Check every line of the entries that follow, and copy the ones containing "fall".

------------------------------------------------

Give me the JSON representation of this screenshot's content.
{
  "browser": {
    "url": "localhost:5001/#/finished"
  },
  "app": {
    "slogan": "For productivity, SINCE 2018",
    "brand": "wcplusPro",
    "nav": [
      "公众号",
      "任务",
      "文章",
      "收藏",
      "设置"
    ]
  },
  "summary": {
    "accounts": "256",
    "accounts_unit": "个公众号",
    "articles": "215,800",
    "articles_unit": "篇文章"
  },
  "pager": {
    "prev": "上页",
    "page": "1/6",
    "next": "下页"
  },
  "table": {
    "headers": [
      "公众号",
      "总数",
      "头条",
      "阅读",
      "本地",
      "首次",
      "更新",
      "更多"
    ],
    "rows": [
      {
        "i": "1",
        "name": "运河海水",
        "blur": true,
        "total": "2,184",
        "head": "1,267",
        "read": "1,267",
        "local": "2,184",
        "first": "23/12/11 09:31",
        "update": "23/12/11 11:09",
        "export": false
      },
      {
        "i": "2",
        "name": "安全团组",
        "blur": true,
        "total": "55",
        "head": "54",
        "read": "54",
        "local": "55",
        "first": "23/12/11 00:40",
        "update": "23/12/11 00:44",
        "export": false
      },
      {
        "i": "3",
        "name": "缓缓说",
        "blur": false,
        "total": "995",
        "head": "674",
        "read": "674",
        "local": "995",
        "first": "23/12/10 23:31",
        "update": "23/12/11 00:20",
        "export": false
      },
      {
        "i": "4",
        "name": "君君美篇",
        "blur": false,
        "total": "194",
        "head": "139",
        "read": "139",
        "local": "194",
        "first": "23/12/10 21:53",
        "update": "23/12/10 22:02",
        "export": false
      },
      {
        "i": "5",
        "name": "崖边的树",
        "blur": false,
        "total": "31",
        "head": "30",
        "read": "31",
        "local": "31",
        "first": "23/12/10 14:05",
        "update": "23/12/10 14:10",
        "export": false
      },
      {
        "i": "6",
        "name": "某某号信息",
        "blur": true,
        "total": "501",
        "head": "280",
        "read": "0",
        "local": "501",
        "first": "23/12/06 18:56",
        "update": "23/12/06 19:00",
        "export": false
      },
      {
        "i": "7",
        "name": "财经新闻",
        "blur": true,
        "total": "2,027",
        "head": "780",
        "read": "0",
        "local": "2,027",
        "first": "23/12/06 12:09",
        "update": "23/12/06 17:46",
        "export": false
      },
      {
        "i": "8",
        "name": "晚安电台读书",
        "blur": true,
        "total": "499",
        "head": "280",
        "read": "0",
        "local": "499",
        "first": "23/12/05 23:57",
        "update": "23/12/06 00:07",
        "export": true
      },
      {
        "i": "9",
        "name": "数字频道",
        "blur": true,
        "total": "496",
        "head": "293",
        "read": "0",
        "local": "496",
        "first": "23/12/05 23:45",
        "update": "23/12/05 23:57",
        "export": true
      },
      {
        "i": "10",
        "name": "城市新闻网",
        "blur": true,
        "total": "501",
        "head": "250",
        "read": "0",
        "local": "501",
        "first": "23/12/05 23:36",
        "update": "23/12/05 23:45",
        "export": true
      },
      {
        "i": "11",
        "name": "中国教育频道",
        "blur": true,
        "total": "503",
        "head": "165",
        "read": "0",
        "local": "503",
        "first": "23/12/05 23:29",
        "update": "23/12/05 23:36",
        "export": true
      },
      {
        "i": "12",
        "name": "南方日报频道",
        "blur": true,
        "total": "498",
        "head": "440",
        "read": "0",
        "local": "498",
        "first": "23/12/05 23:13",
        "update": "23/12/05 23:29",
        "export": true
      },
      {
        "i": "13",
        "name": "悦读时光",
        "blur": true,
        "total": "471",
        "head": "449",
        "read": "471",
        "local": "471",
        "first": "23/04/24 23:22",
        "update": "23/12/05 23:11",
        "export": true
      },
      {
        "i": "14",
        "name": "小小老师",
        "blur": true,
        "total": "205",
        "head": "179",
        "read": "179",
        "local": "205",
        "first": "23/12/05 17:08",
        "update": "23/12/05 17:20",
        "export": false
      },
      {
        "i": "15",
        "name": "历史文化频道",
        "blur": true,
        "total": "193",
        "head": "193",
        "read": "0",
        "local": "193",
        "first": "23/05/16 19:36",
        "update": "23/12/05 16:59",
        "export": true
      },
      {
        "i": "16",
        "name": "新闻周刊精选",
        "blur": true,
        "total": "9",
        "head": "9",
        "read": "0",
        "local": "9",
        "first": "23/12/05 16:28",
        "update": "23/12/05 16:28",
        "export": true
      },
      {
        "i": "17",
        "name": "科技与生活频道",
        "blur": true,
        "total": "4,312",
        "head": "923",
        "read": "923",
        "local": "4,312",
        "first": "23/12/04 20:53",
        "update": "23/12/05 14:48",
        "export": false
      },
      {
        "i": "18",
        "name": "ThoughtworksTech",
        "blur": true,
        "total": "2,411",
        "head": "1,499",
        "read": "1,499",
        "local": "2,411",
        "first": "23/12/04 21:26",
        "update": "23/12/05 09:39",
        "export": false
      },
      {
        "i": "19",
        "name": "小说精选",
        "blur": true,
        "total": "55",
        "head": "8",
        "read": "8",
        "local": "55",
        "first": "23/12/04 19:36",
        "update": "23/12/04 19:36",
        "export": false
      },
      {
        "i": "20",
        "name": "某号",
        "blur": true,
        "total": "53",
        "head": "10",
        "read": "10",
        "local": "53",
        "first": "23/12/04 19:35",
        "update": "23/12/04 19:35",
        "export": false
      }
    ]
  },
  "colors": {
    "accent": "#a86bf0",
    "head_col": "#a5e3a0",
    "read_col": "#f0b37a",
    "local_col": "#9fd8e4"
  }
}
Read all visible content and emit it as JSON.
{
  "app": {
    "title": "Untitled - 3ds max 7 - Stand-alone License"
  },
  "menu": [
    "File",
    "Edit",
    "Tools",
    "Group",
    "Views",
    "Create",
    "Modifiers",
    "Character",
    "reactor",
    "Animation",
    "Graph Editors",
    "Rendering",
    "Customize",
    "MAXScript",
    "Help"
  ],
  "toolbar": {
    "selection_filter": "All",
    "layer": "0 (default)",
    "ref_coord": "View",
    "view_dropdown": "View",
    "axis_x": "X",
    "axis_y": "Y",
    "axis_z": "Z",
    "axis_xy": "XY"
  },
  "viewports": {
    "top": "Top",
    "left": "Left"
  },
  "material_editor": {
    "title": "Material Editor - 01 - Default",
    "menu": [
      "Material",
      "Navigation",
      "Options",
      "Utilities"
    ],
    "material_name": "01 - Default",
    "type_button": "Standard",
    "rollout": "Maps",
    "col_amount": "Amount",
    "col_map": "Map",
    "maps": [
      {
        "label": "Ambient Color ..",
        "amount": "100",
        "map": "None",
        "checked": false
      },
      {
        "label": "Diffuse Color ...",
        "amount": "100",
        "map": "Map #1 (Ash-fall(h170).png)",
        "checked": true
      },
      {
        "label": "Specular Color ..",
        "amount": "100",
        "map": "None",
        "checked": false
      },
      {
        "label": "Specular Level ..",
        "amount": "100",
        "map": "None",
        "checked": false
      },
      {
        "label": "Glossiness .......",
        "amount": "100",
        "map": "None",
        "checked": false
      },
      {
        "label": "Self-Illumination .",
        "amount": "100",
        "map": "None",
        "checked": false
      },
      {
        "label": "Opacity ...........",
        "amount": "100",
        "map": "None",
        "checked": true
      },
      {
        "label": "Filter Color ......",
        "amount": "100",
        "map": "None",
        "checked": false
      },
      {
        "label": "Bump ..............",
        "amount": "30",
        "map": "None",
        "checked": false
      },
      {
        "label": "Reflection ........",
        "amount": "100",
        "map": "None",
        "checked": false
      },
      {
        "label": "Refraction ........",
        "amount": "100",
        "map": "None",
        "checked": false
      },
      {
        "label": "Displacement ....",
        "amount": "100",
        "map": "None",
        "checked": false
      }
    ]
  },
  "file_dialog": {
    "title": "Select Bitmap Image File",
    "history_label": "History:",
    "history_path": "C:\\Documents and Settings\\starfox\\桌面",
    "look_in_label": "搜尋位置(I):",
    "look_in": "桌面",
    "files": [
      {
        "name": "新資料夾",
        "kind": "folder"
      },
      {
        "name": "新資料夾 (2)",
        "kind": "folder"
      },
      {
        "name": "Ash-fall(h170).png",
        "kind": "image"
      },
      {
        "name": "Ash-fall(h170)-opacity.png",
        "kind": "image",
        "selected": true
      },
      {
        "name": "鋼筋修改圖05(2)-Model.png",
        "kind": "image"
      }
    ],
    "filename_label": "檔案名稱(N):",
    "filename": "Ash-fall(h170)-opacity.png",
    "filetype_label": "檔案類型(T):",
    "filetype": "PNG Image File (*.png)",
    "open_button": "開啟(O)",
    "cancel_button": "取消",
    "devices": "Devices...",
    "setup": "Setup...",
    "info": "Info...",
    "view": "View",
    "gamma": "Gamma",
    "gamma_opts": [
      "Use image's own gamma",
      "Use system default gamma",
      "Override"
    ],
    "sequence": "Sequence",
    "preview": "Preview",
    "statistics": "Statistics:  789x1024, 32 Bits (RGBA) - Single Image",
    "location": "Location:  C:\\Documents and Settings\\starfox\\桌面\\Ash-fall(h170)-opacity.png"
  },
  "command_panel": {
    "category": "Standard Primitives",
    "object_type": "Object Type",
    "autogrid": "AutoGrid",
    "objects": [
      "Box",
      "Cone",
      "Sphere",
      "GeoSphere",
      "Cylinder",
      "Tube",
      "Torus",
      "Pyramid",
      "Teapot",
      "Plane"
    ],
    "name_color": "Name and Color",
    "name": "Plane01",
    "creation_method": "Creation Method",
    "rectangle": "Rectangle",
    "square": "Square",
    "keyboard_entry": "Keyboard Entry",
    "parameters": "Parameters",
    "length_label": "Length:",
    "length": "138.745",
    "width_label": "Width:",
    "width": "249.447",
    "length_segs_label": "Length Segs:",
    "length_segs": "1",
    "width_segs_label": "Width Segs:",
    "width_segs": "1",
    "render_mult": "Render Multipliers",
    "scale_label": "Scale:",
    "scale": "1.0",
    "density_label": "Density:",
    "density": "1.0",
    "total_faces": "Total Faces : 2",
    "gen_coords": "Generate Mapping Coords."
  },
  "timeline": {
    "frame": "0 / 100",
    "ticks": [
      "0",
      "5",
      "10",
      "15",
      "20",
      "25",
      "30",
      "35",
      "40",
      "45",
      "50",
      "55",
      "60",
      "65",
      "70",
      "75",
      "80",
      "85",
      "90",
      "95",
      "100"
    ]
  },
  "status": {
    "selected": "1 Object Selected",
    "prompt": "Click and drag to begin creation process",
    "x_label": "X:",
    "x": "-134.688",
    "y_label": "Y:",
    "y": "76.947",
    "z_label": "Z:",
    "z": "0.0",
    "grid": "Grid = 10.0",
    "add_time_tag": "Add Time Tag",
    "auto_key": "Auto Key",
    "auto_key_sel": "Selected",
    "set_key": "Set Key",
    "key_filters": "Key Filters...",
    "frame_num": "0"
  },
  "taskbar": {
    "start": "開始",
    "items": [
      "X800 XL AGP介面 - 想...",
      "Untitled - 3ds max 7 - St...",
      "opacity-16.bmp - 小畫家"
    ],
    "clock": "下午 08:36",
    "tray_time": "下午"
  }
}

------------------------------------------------

*REPLY TO THE TASK*.
        "map": "Map #1 (Ash-fall(h170).png)",
        "name": "Ash-fall(h170).png",
        "name": "Ash-fall(h170)-opacity.png",
    "filename": "Ash-fall(h170)-opacity.png",
    "location": "Location:  C:\\Documents and Settings\\starfox\\桌面\\Ash-fall(h170)-opacity.png"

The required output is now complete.